**PROBLEM TO SOLVE**
Every record must appear in the answer exactly as it stands.

Source data

*-*-*

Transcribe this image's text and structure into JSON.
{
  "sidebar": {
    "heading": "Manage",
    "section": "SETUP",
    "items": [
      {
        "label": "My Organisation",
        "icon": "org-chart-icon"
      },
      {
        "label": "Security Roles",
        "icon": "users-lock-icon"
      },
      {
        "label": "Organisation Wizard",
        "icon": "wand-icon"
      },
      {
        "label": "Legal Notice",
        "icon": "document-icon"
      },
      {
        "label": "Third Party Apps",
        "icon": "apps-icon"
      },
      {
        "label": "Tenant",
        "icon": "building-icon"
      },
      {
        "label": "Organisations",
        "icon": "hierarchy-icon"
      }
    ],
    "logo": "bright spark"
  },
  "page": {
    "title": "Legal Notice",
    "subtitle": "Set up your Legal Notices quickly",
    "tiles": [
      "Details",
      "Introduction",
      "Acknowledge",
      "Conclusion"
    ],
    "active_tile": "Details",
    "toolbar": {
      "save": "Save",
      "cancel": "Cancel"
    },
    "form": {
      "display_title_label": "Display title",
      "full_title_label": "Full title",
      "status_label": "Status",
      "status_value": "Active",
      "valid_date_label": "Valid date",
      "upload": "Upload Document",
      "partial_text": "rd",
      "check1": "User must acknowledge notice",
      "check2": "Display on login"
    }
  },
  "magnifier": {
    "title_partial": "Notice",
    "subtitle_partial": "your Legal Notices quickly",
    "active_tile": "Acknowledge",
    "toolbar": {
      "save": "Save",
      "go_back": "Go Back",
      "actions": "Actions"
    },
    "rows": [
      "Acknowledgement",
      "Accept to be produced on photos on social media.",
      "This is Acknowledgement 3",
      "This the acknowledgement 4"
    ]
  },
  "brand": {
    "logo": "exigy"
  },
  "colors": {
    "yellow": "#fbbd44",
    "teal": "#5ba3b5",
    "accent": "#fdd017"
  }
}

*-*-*

**SOLUTION**
Transcribe this image's text and structure into JSON.
{
  "sidebar": {
    "heading": "Manage",
    "section": "SETUP",
    "items": [
      {
        "label": "My Organisation",
        "icon": "org-chart-icon"
      },
      {
        "label": "Security Roles",
        "icon": "users-lock-icon"
      },
      {
        "label": "Organisation Wizard",
        "icon": "wand-icon"
      },
      {
        "label": "Legal Notice",
        "icon": "document-icon"
      },
      {
        "label": "Third Party Apps",
        "icon": "apps-icon"
      },
      {
        "label": "Tenant",
        "icon": "building-icon"
      },
      {
        "label": "Organisations",
        "icon": "hierarchy-icon"
      }
    ],
    "logo": "bright spark"
  },
  "page": {
    "title": "Legal Notice",
    "subtitle": "Set up your Legal Notices quickly",
    "tiles": [
      "Details",
      "Introduction",
      "Acknowledge",
      "Conclusion"
    ],
    "active_tile": "Details",
    "toolbar": {
      "save": "Save",
      "cancel": "Cancel"
    },
    "form": {
      "display_title_label": "Display title",
      "full_title_label": "Full title",
      "status_label": "Status",
      "status_value": "Active",
      "valid_date_label": "Valid date",
      "upload": "Upload Document",
      "partial_text": "rd",
      "check1": "User must acknowledge notice",
      "check2": "Display on login"
    }
  },
  "magnifier": {
    "title_partial": "Notice",
    "subtitle_partial": "your Legal Notices quickly",
    "active_tile": "Acknowledge",
    "toolbar": {
      "save": "Save",
      "go_back": "Go Back",
      "actions": "Actions"
    },
    "rows": [
      "Acknowledgement",
      "Accept to be produced on photos on social media.",
      "This is Acknowledgement 3",
      "This the acknowledgement 4"
    ]
  },
  "brand": {
    "logo": "exigy"
  },
  "colors": {
    "yellow": "#fbbd44",
    "teal": "#5ba3b5",
    "accent": "#fdd017"
  }
}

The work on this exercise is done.